PELHAM — It wasn’t New England in 1621, and the weather certainly wasn’t indicative of an up-and-coming “harsh” winter, but there were pilgrims and Indians everywhere on campus at St. Patrick School last week for the annual Harvest Feast.
Second- and third-graders performed their traditional re-enactment of the first Thanksgiving.
The second grade class, dressed as pilgrims and led by their teacher, Holly Donovan, greeted the third-grade Indians as they arrived at the banks of Beaver Brook. A parade of canoes transported the Indian-garbed third-graders down the river as escorted by their teacher, Gael Ouellette. The canoes were piloted by coach Aaron Dumont and a host of volunteer parents.
The day’s events culminated into a Thanksgiving dinner at the Parish Center. The menu, of course, included turkey and cornbread.

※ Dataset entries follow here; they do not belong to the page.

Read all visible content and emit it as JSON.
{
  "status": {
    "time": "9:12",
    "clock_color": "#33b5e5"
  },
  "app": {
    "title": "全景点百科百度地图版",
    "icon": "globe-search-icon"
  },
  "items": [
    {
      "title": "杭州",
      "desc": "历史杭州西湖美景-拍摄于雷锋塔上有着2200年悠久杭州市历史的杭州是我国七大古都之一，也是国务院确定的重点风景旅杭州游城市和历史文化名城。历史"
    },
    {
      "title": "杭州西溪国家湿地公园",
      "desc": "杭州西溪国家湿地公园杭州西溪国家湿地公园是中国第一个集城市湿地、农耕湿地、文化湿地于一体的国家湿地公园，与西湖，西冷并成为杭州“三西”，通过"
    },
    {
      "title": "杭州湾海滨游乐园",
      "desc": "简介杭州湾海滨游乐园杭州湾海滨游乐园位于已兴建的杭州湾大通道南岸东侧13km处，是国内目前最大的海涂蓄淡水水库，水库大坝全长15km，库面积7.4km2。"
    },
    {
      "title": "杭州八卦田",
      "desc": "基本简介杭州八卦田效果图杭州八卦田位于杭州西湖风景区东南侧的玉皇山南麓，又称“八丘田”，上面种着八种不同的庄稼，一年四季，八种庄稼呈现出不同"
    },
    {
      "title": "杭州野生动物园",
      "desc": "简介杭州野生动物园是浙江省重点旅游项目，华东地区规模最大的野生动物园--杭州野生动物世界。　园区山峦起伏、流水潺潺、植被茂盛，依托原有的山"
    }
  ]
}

Principal Hank Golec, in full headdress, led the Indians from shore as they were met by the pilgrims in the forest which runs parallel to the school’s soccer field. Golec believes that the curriculum should be augmented with “real life” connections such as this, the Harvest Feast, and he encourages teachers to augment the curriculum with follow-up field trips that can be directly tied to the syllabus.
“This annual event is an opportunity for students to learn about the Pilgrims’ feast in 1621,” said Donavan, who believes tthe re-enactment enhances the learning experience.
“Seeing the children’s enthusiasm grow makes it worthwhile,” Ouellette said of her tribal third-graders.
Because the school is situated on the banks of Beaver Brook, a tributary of the Merrimack River, an outdoor environmental classroom gets ample use from various SPS classes. This is one classroom where students learn more about interaction with nature through writing, science and art activities.